The Fundamo deal is designed to bolster Visa’s position in developing markets where the mobile operators are increasingly able to leverage the lack of a traditional banking infrastructure and their customers’ trust into providing ‘banking for the unbanked’ (or at least mobile enable payment and money transfer). In contrast, Monitise provides a sophisticated platform and links to the banking ecosystem that enables banks in the developed world to provide mobile banking solutions. See this recent post on the launch of the  Monitise sponsored Future Foundation’s report on their research into consumer adoption of mobile banking for more background on why adoption rates are likely to increase over the near future.
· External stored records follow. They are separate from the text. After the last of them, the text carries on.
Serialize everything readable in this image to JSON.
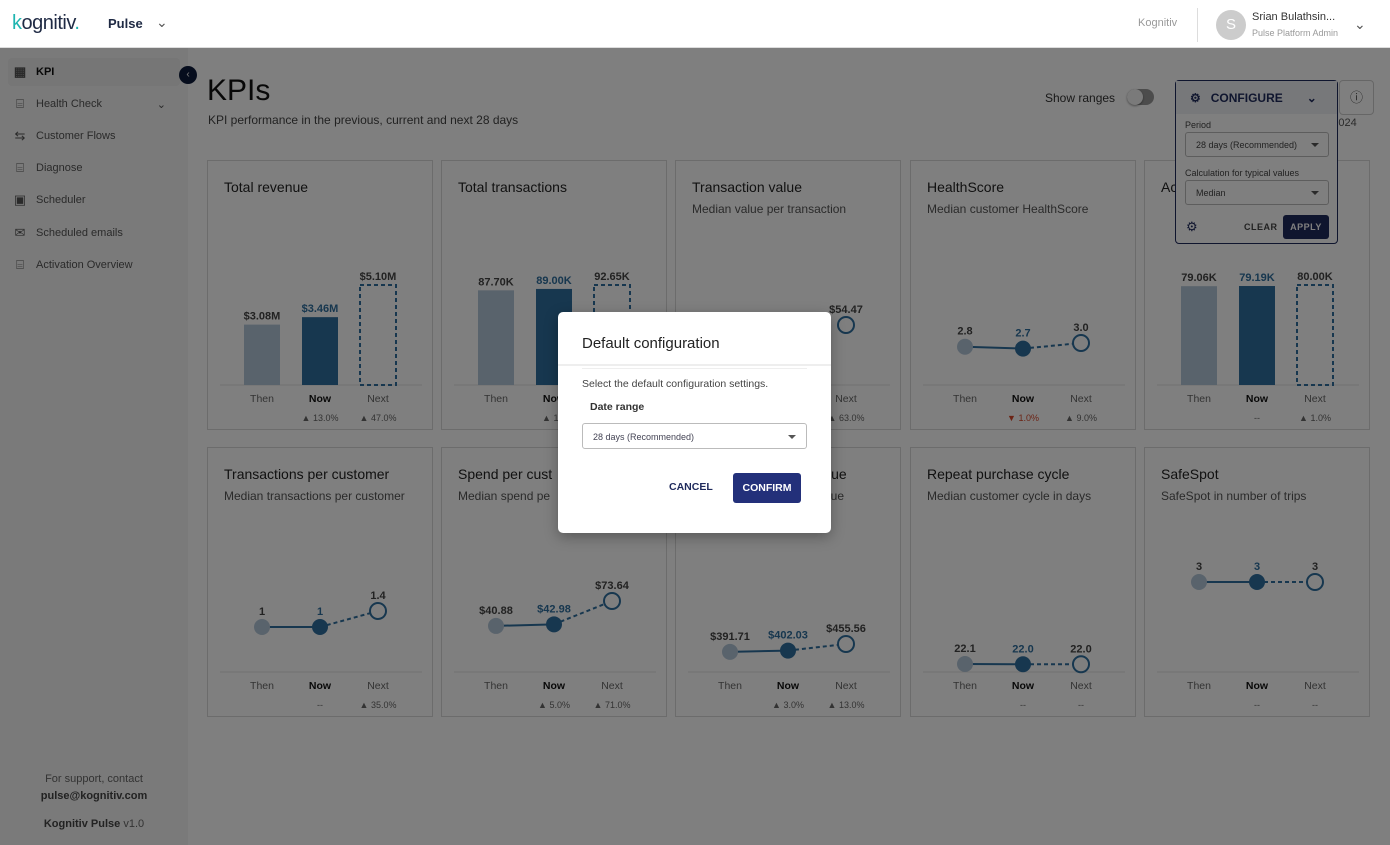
{
  "topbar": {
    "logo": "kognitiv",
    "app": "Pulse",
    "org": "Kognitiv",
    "user_initial": "S",
    "user_name": "Srian Bulathsin...",
    "user_role": "Pulse Platform Admin"
  },
  "sidebar": {
    "items": [
      {
        "label": "KPI",
        "icon": "grid-icon",
        "active": true
      },
      {
        "label": "Health Check",
        "icon": "clipboard-pulse-icon",
        "expandable": true
      },
      {
        "label": "Customer Flows",
        "icon": "flow-icon"
      },
      {
        "label": "Diagnose",
        "icon": "clipboard-pulse-icon"
      },
      {
        "label": "Scheduler",
        "icon": "calendar-icon"
      },
      {
        "label": "Scheduled emails",
        "icon": "mail-icon"
      },
      {
        "label": "Activation Overview",
        "icon": "clipboard-pulse-icon"
      }
    ],
    "support_text": "For support, contact",
    "support_email": "pulse@kognitiv.com",
    "product": "Kognitiv Pulse",
    "version": "v1.0"
  },
  "page": {
    "title": "KPIs",
    "subtitle": "KPI performance in the previous, current and next 28 days",
    "show_ranges": "Show ranges",
    "show_ranges_on": false,
    "date_fragment": "5, 2024"
  },
  "configure": {
    "label": "CONFIGURE",
    "period_label": "Period",
    "period_value": "28 days (Recommended)",
    "calc_label": "Calculation for typical values",
    "calc_value": "Median",
    "clear": "CLEAR",
    "apply": "APPLY"
  },
  "colors": {
    "then": "#b3c6d8",
    "now": "#2f6f9f",
    "up": "#4a7fa8",
    "down": "#d9482b",
    "navy": "#1f2a5c"
  },
  "axis": [
    "Then",
    "Now",
    "Next"
  ],
  "cards": [
    {
      "title": "Total revenue",
      "subtitle": "",
      "type": "bar",
      "labels": [
        "$3.08M",
        "$3.46M",
        "$5.10M"
      ],
      "values": [
        3.08,
        3.46,
        5.1
      ],
      "changes": [
        "",
        "▲ 13.0%",
        "▲ 47.0%"
      ]
    },
    {
      "title": "Total transactions",
      "subtitle": "",
      "type": "bar",
      "labels": [
        "87.70K",
        "89.00K",
        "92.65K"
      ],
      "values": [
        87.7,
        89.0,
        92.65
      ],
      "changes": [
        "",
        "▲ 1.0",
        "▲"
      ]
    },
    {
      "title": "Transaction value",
      "subtitle": "Median value per transaction",
      "type": "line",
      "labels": [
        "",
        "",
        "$54.47"
      ],
      "values": [
        null,
        null,
        54.47
      ],
      "changes": [
        "",
        "",
        "▲ 63.0%"
      ]
    },
    {
      "title": "HealthScore",
      "subtitle": "Median customer HealthScore",
      "type": "line",
      "labels": [
        "2.8",
        "2.7",
        "3.0"
      ],
      "values": [
        2.8,
        2.7,
        3.0
      ],
      "changes": [
        "",
        "▼ 1.0%",
        "▲ 9.0%"
      ]
    },
    {
      "title": "Ac",
      "subtitle": "",
      "type": "bar",
      "labels": [
        "79.06K",
        "79.19K",
        "80.00K"
      ],
      "values": [
        79.06,
        79.19,
        80.0
      ],
      "changes": [
        "",
        "--",
        "▲ 1.0%"
      ]
    },
    {
      "title": "Transactions per customer",
      "subtitle": "Median transactions per customer",
      "type": "line",
      "labels": [
        "1",
        "1",
        "1.4"
      ],
      "values": [
        1,
        1,
        1.4
      ],
      "changes": [
        "",
        "--",
        "▲ 35.0%"
      ]
    },
    {
      "title": "Spend per cust",
      "subtitle": "Median spend pe",
      "type": "line",
      "labels": [
        "$40.88",
        "$42.98",
        "$73.64"
      ],
      "values": [
        40.88,
        42.98,
        73.64
      ],
      "changes": [
        "",
        "▲ 5.0%",
        "▲ 71.0%"
      ]
    },
    {
      "title": "lue",
      "subtitle": "lue",
      "type": "line",
      "labels": [
        "$391.71",
        "$402.03",
        "$455.56"
      ],
      "values": [
        391.71,
        402.03,
        455.56
      ],
      "changes": [
        "",
        "▲ 3.0%",
        "▲ 13.0%"
      ]
    },
    {
      "title": "Repeat purchase cycle",
      "subtitle": "Median customer cycle in days",
      "type": "line",
      "labels": [
        "22.1",
        "22.0",
        "22.0"
      ],
      "values": [
        22.1,
        22.0,
        22.0
      ],
      "changes": [
        "",
        "--",
        "--"
      ]
    },
    {
      "title": "SafeSpot",
      "subtitle": "SafeSpot in number of trips",
      "type": "line",
      "labels": [
        "3",
        "3",
        "3"
      ],
      "values": [
        3,
        3,
        3
      ],
      "changes": [
        "",
        "--",
        "--"
      ]
    }
  ],
  "modal": {
    "title": "Default configuration",
    "description": "Select the default configuration settings.",
    "field_label": "Date range",
    "field_value": "28 days (Recommended)",
    "cancel": "CANCEL",
    "confirm": "CONFIRM"
  }
}
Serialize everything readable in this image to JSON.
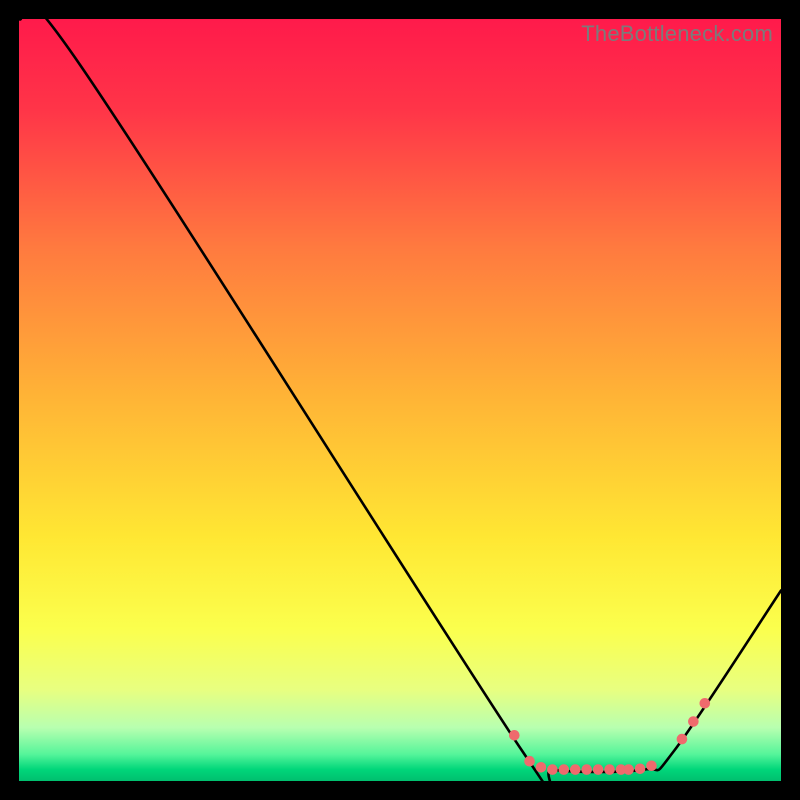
{
  "watermark": "TheBottleneck.com",
  "chart_data": {
    "type": "line",
    "title": "",
    "xlabel": "",
    "ylabel": "",
    "xlim": [
      0,
      100
    ],
    "ylim": [
      0,
      100
    ],
    "curve": {
      "name": "bottleneck-curve",
      "points": [
        {
          "x": 0,
          "y": 100
        },
        {
          "x": 8,
          "y": 94
        },
        {
          "x": 66,
          "y": 4
        },
        {
          "x": 70,
          "y": 1.5
        },
        {
          "x": 82,
          "y": 1.5
        },
        {
          "x": 86,
          "y": 4
        },
        {
          "x": 100,
          "y": 25
        }
      ]
    },
    "markers": {
      "name": "highlight-dots",
      "color": "#ef6a6d",
      "points": [
        {
          "x": 65,
          "y": 6.0
        },
        {
          "x": 67,
          "y": 2.6
        },
        {
          "x": 68.5,
          "y": 1.8
        },
        {
          "x": 70,
          "y": 1.5
        },
        {
          "x": 71.5,
          "y": 1.5
        },
        {
          "x": 73,
          "y": 1.5
        },
        {
          "x": 74.5,
          "y": 1.5
        },
        {
          "x": 76,
          "y": 1.5
        },
        {
          "x": 77.5,
          "y": 1.5
        },
        {
          "x": 79,
          "y": 1.5
        },
        {
          "x": 80,
          "y": 1.5
        },
        {
          "x": 81.5,
          "y": 1.6
        },
        {
          "x": 83,
          "y": 2.0
        },
        {
          "x": 87,
          "y": 5.5
        },
        {
          "x": 88.5,
          "y": 7.8
        },
        {
          "x": 90,
          "y": 10.2
        }
      ]
    },
    "gradient_stops": [
      {
        "offset": 0.0,
        "color": "#ff1a4b"
      },
      {
        "offset": 0.12,
        "color": "#ff3548"
      },
      {
        "offset": 0.3,
        "color": "#ff7a3f"
      },
      {
        "offset": 0.5,
        "color": "#ffb536"
      },
      {
        "offset": 0.68,
        "color": "#ffe733"
      },
      {
        "offset": 0.8,
        "color": "#fbff4d"
      },
      {
        "offset": 0.88,
        "color": "#e8ff80"
      },
      {
        "offset": 0.93,
        "color": "#b8ffb0"
      },
      {
        "offset": 0.965,
        "color": "#55f59a"
      },
      {
        "offset": 0.985,
        "color": "#00d67a"
      },
      {
        "offset": 1.0,
        "color": "#00bf6f"
      }
    ]
  }
}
Visa’s announcement follows Google’s recent announcement of its (so far available only in the US) mobile wallet,  which will exploit NFC technology in the current generation of android smartphones to enable users to use their phone to make payments. The announced functionality seems similar to that provided by Orange / Barclays in the UK, shortly to feature in a TV ad.

I have been trying to use contactless payment wherever possible, but judging by the blank looks  from retail staff when I try to use it to buy a coffee it is clearly in the very early stages of adoption, and is still not a familiar technology.
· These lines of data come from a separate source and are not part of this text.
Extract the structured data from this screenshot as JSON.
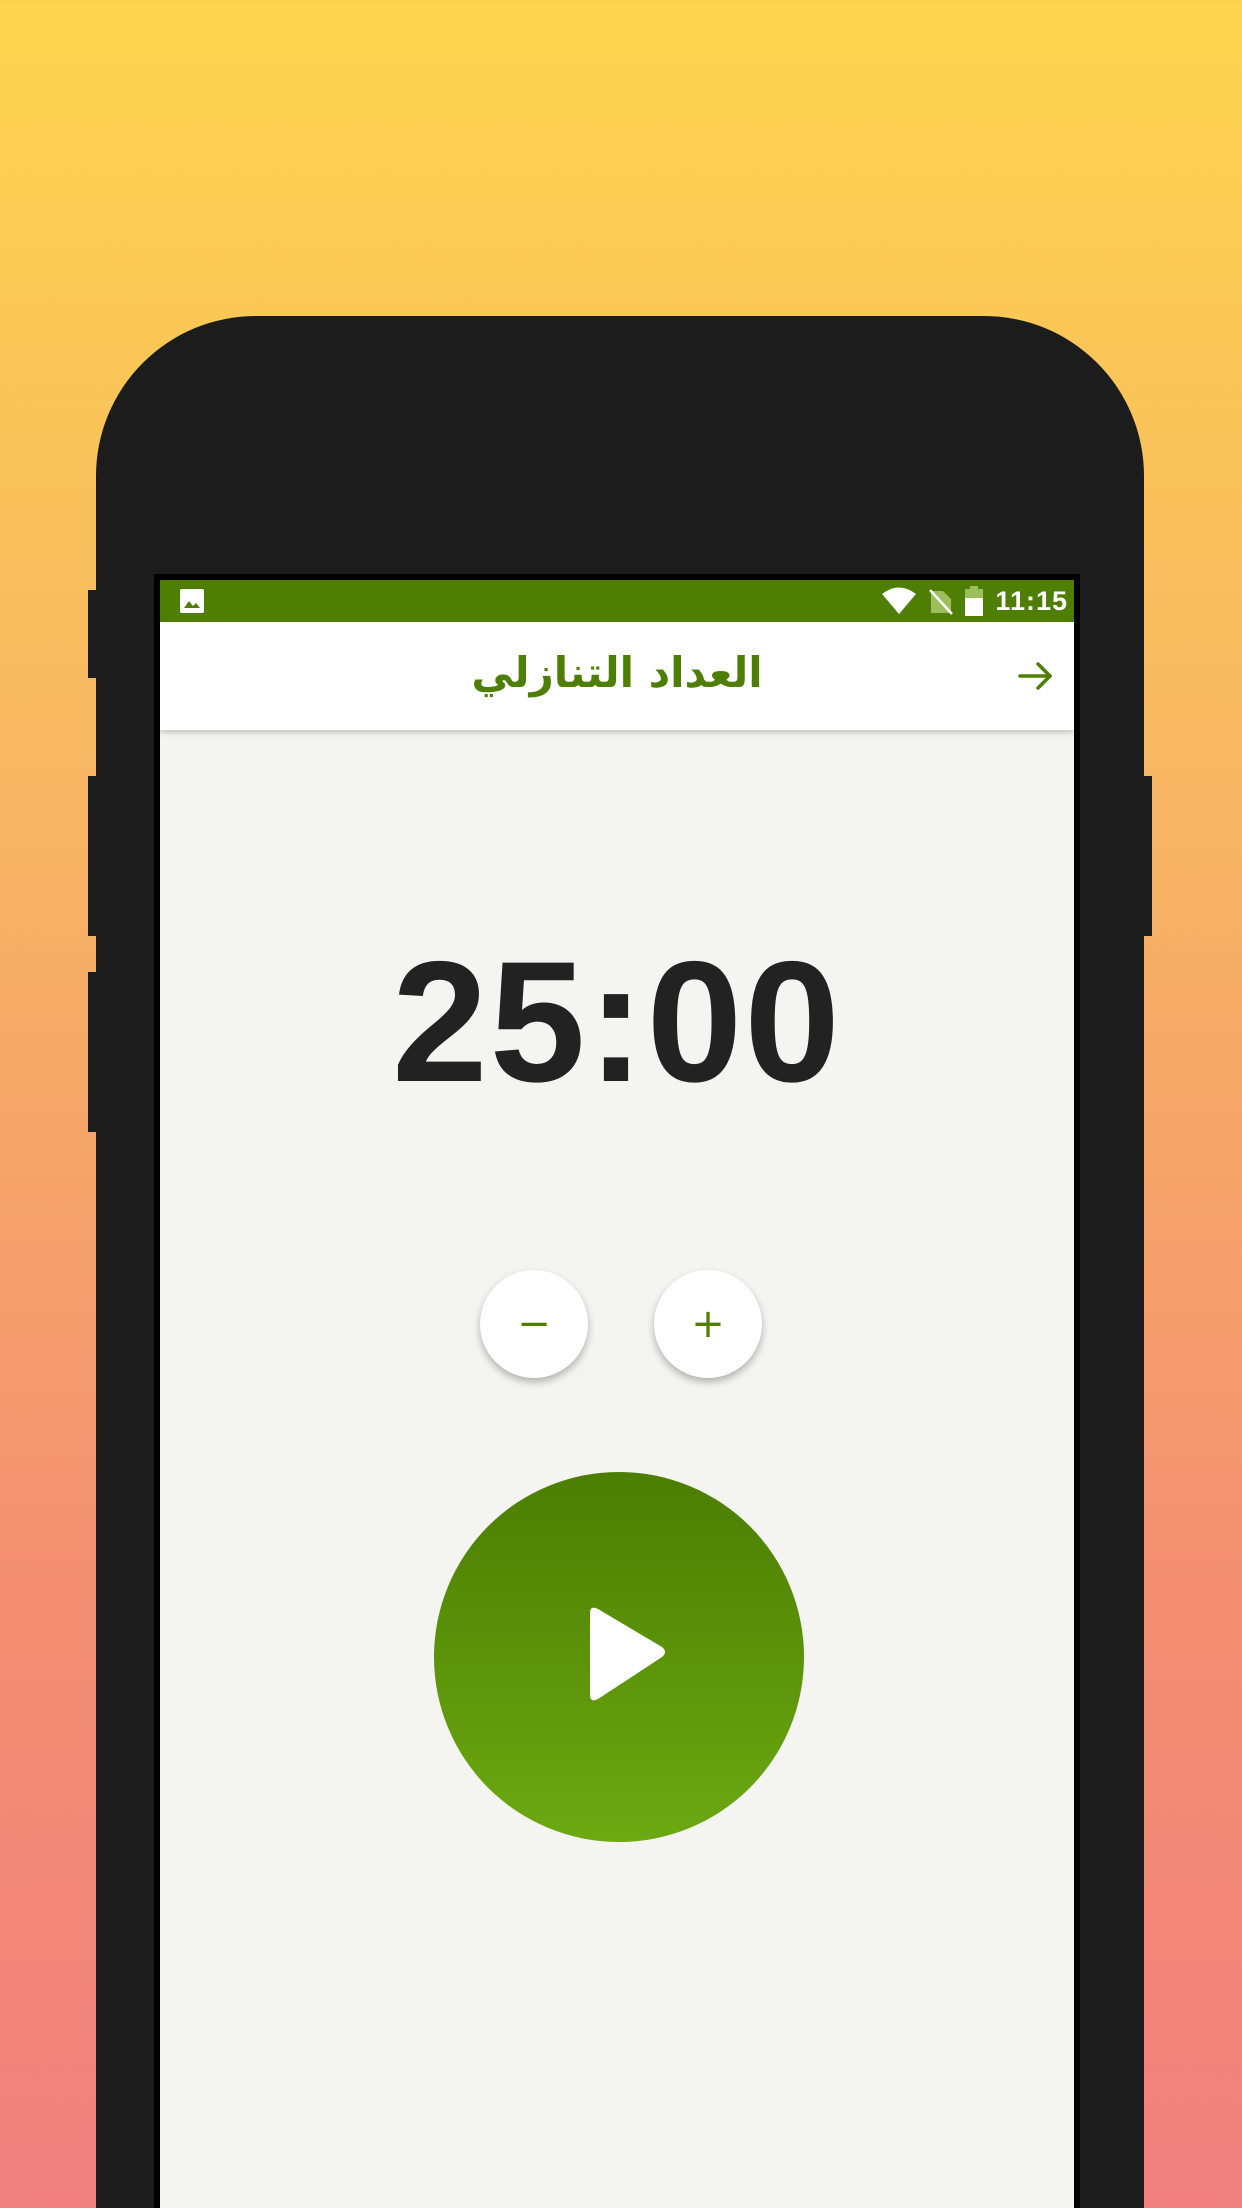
{
  "status_bar": {
    "time": "11:15",
    "left_icon": "image-icon",
    "icons": [
      "wifi-icon",
      "no-sim-icon",
      "battery-icon"
    ]
  },
  "app_bar": {
    "title": "العداد التنازلي",
    "back_icon": "arrow-right-icon"
  },
  "timer": {
    "display": "25:00"
  },
  "controls": {
    "decrement_label": "−",
    "increment_label": "+",
    "play_icon": "play-icon"
  },
  "colors": {
    "primary": "#4e7f04",
    "play_gradient_top": "#4b7d02",
    "play_gradient_bottom": "#6ca912",
    "screen_background": "#f4f4f0",
    "timer_text": "#222222",
    "backdrop_top": "#fdd44e",
    "backdrop_bottom": "#f07f7e"
  }
}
Mobile banking and payment: what consumers really want?

Mobile banking and payment is a recurrent theme for this blog.

I have previously posted on rumours that the iPhone 5 might contain NFC technology, and mused on the possibilities unlocked by the integration of mobile payments with location-based offers and services.

This week sees both the publication of the (Monitise sponsored) Future Foundation’s research on emerging trends in mobile banking and tomorrow’s launch of the UK’s first commercial NFC mobile payment service by Orange and Barclays. Meanwhile, O2 announced that it had signed up Wave Crest, FIS™, Intelligent Environments and Visa Europe to enable its mobile wallet launch, following its earlier announcement that it was applying for e-money authorisation in its own right.
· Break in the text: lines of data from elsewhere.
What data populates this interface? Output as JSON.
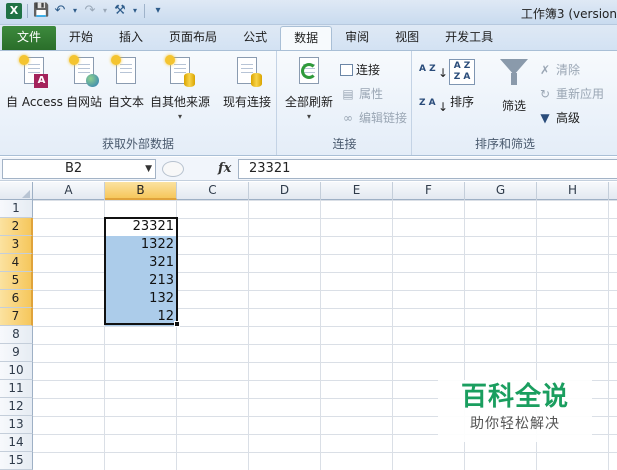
{
  "window": {
    "title": "工作簿3 (version"
  },
  "ribbon_tabs": [
    "文件",
    "开始",
    "插入",
    "页面布局",
    "公式",
    "数据",
    "审阅",
    "视图",
    "开发工具"
  ],
  "active_tab": "数据",
  "groups": {
    "external": {
      "label": "获取外部数据",
      "buttons": [
        "自 Access",
        "自网站",
        "自文本",
        "自其他来源",
        "现有连接"
      ]
    },
    "connections": {
      "label": "连接",
      "refresh_all": "全部刷新",
      "connections_btn": "连接",
      "properties_btn": "属性",
      "edit_links_btn": "编辑链接"
    },
    "sort_filter": {
      "label": "排序和筛选",
      "sort_btn": "排序",
      "filter_btn": "筛选",
      "clear_btn": "清除",
      "reapply_btn": "重新应用",
      "advanced_btn": "高级",
      "sort_az_glyph": "A Z",
      "sort_za_glyph": "Z A",
      "sort_dialog_glyph": "A Z\nZ A"
    }
  },
  "formula_bar": {
    "name_box": "B2",
    "fx_label": "fx",
    "formula": "23321"
  },
  "columns": [
    "A",
    "B",
    "C",
    "D",
    "E",
    "F",
    "G",
    "H"
  ],
  "selected_column": "B",
  "rows": [
    "1",
    "2",
    "3",
    "4",
    "5",
    "6",
    "7",
    "8",
    "9",
    "10",
    "11",
    "12",
    "13",
    "14",
    "15"
  ],
  "selected_rows": [
    "2",
    "3",
    "4",
    "5",
    "6",
    "7"
  ],
  "cells_B": [
    "23321",
    "1322",
    "321",
    "213",
    "132",
    "12"
  ],
  "watermark": {
    "title": "百科全说",
    "subtitle": "助你轻松解决"
  },
  "colors": {
    "file_tab": "#2a6e2a",
    "selection": "#acccea",
    "header_selected": "#f6c75c",
    "watermark": "#1a9e5f"
  },
  "icons": [
    "save-icon",
    "undo-icon",
    "redo-icon",
    "tools-icon",
    "customize-qat-icon",
    "funnel-icon"
  ]
}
I was lucky enough to attend the Future Foundation’s launch event, presided over by Barry Clark. The attendees were more drawn more from the world of the traditional banks and payment institutions than the mobile ecosystem, but in contrast to the nascent mobile NFC payment products what struck me was that mobile banking is here, and that the debate has moved on from ‘if’, to ‘how fast?’. One common denominator between the traditional payment and mobile worlds was that both mobile banking and mobile payment were both enabled by increasing smartphone penetration (although another key enabler, not addressed by the Future Foundation’s work, although a key complement to smartphone penetration, was the availability and speed of mobile broadband).

The research illuminated the debate around ‘how fast’ with some evidence based insights into consumer behaviour. The first was that the recession had made controlling the household budget a task that made people feel good about themselves. The availability and always-on nature of mobile banking helped consumers to do something that they wanted to do, and that led to both adoption and advocacy of mobile banking products. The second was that mobile banking enabled people to fill time that would have otherwise have been wasted – what the Future Foundation called ‘smart boredom’.

Moving to Orange and O2’s announcements, the research also explored consumer attitudes towards adoption of mobile payment. Encouragingly for the emerging mobile payment services, 70% of those already using mobile banking are interested in using their handsets to pay for goods and services.

I intend to go to a shop to see if I can play with the technology on the Orange launch tomorrow. Initially the service will only be available on one handset, the Samsung Tocco Lite, and requires users to have a Barclays or Orange card. My feeling is that we will look back on this product in years to come with the same sense of ‘how far things have come’ that we have now when we look back on Gordon Gekko’s cellphone from the 1980s, but a first is always exciting. The O2 announcement is short on detail, but long on ambition, explaining future capabilities for their mobile wallet will include ‘m-commerce, airtime top ups, contactless / NFC payments and peer-to-peer payments.’